Here’s the vitally important bit. You need not experience the other two for the third to work its magic. Ayckbourn has fashioned each play to stand alone. THE NORMAN CONQUESTS all center about Norman, an infuriating sadsack with an innate ability to charm even his severest critic. Until I saw the Gloucester productions, I thought no Norman could surpass Tom Conti’s performance (at the Old Vic). Steven Barkhimer has. He is wildly, “strangely engaging” as the incorrigible Norman, the rumpled librarian whose comeuppance is overdue. You almost can’t believe his luck as he worms his way into every female’s good graces.
Here’s Eric C. Engel’s genius. He’s brought the same cast back each year (with one small change this summer). The ensemble is incomparable. Their timing is exquisite. The comedy is sublime. Barlow Adamson makes Tom a delightful dolt. One thing you can bank on. When he says he’s gotten the drift of the situation, he hasn’t. Sarah Newhouse gives a touching performance as the daughter who has sacrificed to care for her difficult mother. (We hear how difficult when Newhouse deliciously mimics the old gal!)
Richard Snee is wonderfully droll as her distracted brother, come to take on mother duty for a weekend. It’s no wonder he tries not to pay attention when his formidable wife (Lindsay Crouse at her kid glove, ferocious best) takes over the house. He’s resigned himself to his lot. Of course the action spills over into the garden in this play, reaching fever pitch when Norman’s wife arrives. The part of Ruth has been played expertly by Jenny Israel but this summer Adrianne Krstransky takes over seamlessly, giving Norman’s nearsighted, long-suffering wife just the right edge of been-there-done-that. Her attempts to engage Adamson’s plodding Tom are delectable.
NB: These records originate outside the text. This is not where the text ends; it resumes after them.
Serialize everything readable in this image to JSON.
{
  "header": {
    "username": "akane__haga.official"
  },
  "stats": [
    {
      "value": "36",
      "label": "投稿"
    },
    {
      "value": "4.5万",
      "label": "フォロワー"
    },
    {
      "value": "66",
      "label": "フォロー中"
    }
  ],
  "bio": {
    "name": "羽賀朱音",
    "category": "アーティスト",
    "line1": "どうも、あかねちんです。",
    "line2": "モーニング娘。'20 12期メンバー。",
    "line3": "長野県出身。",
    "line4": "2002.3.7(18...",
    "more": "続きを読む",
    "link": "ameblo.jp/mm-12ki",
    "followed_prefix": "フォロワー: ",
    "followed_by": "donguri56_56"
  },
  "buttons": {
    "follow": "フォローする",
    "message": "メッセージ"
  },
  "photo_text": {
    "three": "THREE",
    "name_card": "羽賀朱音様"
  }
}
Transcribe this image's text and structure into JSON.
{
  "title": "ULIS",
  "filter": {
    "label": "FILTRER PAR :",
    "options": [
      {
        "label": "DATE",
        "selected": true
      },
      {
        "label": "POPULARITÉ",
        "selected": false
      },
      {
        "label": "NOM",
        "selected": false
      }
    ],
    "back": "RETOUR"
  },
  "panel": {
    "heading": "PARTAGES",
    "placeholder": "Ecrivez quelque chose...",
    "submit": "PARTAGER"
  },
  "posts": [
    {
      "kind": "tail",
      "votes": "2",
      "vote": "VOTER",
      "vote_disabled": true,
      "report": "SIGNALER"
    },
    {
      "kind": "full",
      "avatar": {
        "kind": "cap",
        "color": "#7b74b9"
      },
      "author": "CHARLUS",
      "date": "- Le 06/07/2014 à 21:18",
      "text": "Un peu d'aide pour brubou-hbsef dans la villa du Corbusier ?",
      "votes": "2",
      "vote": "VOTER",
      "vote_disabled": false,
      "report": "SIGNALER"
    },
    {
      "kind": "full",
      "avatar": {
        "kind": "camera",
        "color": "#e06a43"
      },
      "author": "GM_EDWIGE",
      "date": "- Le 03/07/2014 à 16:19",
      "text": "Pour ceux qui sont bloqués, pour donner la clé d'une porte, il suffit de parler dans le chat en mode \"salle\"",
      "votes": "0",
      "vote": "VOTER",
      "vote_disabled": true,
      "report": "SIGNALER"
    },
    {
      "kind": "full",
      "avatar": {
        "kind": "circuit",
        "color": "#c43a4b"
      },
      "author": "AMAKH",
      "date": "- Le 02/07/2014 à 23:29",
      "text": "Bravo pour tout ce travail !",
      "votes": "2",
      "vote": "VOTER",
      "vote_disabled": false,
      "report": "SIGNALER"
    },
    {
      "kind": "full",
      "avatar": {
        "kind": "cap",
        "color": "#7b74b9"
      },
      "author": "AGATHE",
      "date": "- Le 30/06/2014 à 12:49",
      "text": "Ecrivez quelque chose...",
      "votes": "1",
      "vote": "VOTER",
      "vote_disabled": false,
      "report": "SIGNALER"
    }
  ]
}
How can I pick my favorite moments? I’ll choose a directorial surprise to lure you, as it were, to Gloucester. When a drunken Norman is hauled out into the garden to sleep it off, he flips over like a dead fish. Just when you think you can’t laugh any more, he flips again. Engel and company find every opportunity for optimum pleasure and deft physical comedy.
The set itself is one of my favorite elements in this production. Jenna McFarland Lord’s sagging, pealing country house is perfection, right down to the brambles, moss and trellises. When Russ Swift lights it in sunshine, we all want to move there. Gail A. Buckley’s costumes beautifully match each personality, right down to Reg’s argyles. You just know from the socks that his wife dresses him and he’s long since ceased to object.
Oh, Ayckbourn would be so pleased.